WORK INSTRUCTION >> Number of lines below with the word "price": state it and write nothing more.

EXTRACTED DATA >>
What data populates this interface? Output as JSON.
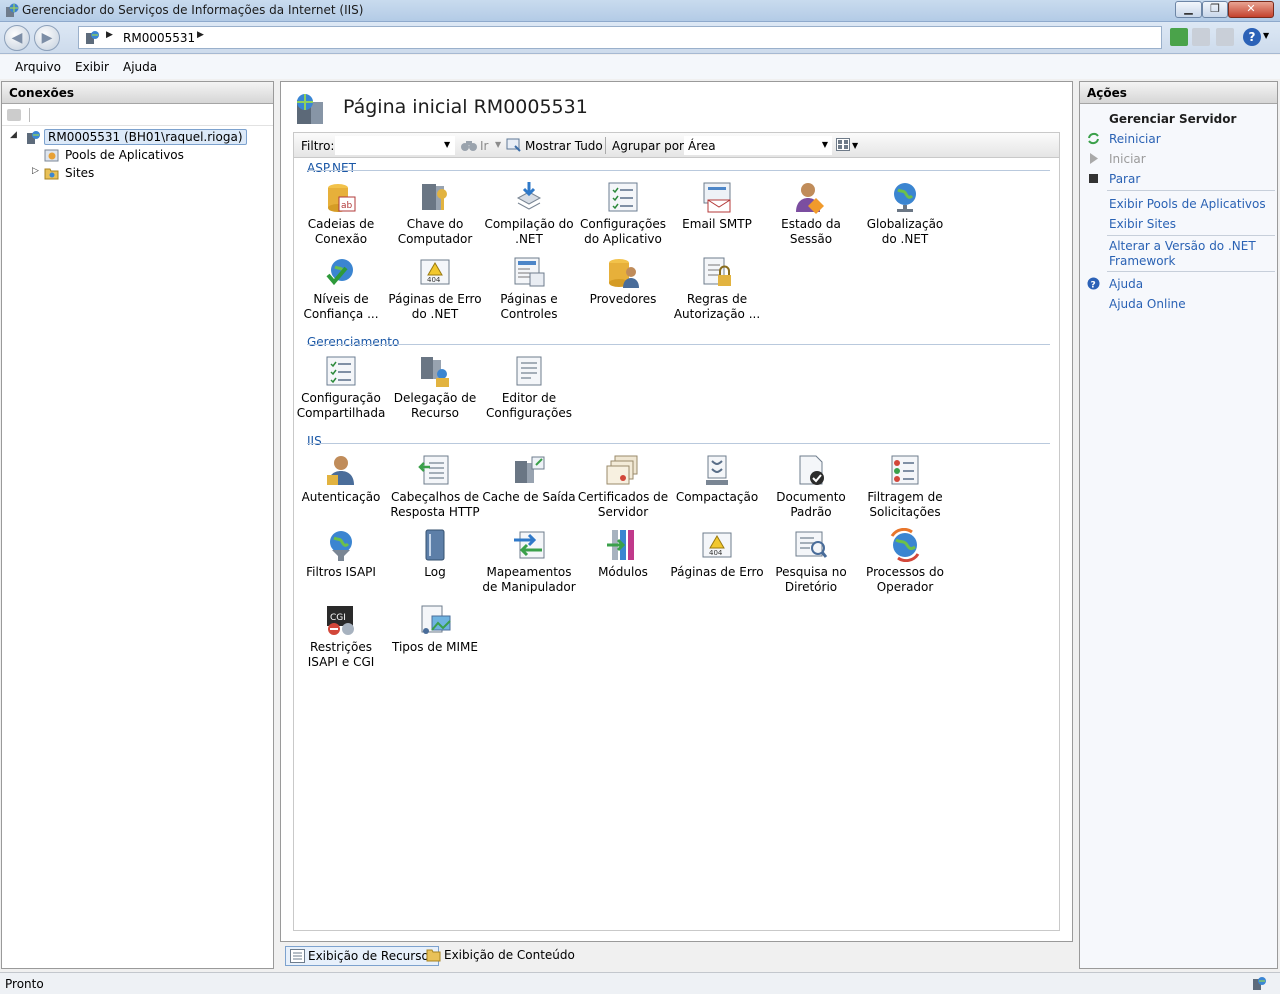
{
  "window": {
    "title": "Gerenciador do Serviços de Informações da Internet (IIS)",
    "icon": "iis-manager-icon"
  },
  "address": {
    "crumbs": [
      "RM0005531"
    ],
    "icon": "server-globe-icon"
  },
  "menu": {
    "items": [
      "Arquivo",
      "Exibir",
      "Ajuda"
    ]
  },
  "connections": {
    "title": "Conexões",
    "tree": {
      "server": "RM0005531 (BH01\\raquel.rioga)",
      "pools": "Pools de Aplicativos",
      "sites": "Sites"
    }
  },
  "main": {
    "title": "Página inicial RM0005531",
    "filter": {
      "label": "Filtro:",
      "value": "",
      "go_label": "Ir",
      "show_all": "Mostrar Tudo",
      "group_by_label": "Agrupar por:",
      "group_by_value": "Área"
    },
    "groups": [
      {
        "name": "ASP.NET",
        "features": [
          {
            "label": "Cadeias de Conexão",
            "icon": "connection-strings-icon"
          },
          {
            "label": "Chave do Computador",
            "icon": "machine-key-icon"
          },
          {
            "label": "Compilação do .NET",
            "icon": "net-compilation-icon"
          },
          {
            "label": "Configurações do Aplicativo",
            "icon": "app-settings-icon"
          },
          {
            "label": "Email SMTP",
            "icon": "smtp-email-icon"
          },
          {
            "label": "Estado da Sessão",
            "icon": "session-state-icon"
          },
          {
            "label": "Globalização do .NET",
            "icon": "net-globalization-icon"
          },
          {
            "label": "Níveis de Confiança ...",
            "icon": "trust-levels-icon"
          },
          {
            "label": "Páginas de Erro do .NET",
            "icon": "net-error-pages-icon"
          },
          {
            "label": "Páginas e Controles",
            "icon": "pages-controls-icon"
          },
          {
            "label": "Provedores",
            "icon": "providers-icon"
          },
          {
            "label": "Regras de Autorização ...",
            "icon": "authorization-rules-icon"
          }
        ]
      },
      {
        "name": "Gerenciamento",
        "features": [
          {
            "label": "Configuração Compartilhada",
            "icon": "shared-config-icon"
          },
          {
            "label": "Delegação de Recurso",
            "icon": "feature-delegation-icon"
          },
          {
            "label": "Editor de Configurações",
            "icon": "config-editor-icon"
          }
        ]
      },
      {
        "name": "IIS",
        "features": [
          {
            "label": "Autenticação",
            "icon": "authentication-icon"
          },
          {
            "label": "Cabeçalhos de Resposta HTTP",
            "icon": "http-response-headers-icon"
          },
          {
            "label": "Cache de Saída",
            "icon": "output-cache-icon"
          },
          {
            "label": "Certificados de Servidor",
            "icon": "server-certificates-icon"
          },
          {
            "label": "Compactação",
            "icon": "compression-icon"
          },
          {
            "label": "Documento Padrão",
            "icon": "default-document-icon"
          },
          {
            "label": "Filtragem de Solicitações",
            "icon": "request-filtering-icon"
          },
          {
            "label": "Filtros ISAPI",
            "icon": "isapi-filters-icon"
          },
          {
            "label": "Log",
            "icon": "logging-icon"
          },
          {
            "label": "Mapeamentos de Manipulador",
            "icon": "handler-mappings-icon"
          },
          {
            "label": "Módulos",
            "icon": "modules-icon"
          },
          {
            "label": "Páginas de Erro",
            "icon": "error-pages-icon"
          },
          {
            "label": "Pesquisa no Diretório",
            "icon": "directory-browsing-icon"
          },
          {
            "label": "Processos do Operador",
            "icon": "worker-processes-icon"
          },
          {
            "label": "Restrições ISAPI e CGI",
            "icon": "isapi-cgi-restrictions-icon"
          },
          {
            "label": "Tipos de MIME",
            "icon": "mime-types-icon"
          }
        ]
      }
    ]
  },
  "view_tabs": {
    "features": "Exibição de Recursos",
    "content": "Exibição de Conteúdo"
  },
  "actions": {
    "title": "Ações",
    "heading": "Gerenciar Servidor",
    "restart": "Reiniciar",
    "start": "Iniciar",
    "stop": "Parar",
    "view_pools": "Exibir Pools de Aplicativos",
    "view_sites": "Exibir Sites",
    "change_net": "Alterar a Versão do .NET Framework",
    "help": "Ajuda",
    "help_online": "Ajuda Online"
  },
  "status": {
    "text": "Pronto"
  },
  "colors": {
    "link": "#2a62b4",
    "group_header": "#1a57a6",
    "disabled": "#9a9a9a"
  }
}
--
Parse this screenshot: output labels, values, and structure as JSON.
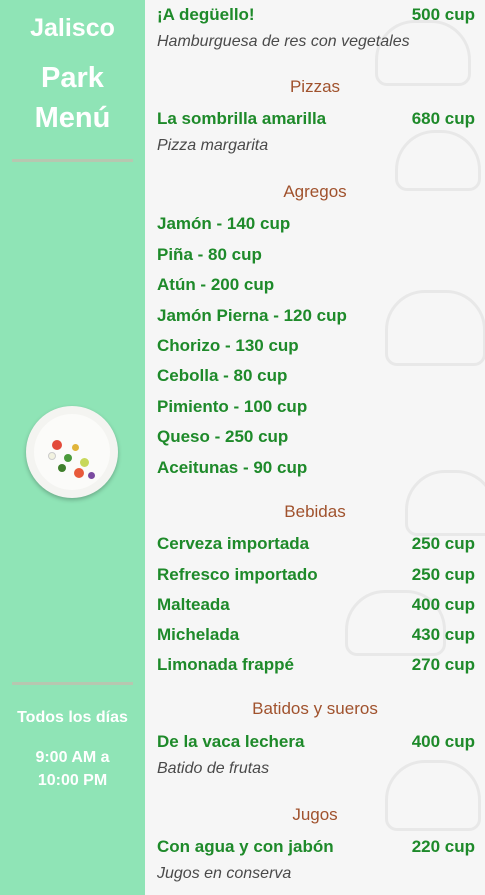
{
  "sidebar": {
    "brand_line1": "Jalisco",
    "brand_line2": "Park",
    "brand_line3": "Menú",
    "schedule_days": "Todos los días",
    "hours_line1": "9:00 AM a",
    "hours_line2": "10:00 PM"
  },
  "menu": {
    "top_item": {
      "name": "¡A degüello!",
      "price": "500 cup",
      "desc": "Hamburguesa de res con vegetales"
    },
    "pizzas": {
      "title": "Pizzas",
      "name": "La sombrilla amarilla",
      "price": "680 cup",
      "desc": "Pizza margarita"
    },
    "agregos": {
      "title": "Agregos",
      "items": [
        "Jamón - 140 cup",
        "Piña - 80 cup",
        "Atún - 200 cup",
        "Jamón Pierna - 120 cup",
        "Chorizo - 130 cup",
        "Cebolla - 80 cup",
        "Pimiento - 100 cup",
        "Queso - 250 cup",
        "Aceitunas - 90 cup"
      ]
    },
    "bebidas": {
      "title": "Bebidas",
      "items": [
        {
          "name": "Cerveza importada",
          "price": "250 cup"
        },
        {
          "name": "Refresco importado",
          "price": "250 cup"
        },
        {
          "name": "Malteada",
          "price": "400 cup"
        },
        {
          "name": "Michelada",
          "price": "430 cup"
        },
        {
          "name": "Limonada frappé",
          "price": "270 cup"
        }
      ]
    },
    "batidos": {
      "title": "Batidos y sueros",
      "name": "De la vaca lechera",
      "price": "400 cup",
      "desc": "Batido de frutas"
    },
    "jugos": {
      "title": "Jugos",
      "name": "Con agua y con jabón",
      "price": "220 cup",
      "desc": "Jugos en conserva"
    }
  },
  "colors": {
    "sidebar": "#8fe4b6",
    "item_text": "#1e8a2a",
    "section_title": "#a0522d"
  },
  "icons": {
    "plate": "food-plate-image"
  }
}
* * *
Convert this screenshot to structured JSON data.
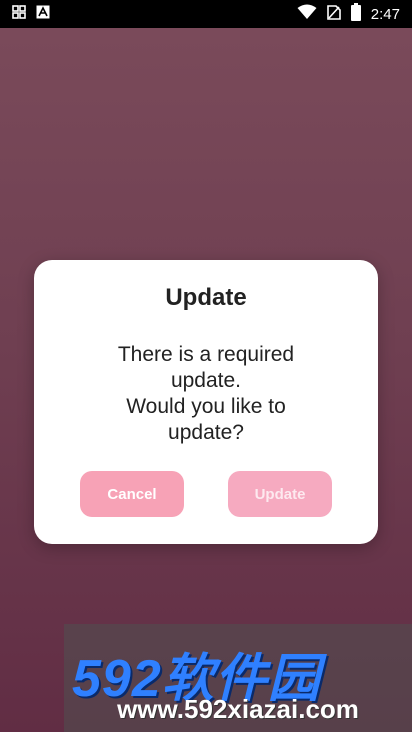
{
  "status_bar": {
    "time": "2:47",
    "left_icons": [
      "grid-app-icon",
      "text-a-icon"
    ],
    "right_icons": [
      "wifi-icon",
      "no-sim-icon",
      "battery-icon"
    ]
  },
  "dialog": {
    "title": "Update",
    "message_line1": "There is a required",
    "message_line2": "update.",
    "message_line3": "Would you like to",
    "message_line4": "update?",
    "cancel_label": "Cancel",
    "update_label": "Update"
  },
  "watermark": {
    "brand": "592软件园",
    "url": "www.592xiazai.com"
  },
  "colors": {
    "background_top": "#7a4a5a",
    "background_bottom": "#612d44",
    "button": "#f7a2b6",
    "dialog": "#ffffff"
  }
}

RESPONSE BOX >> 9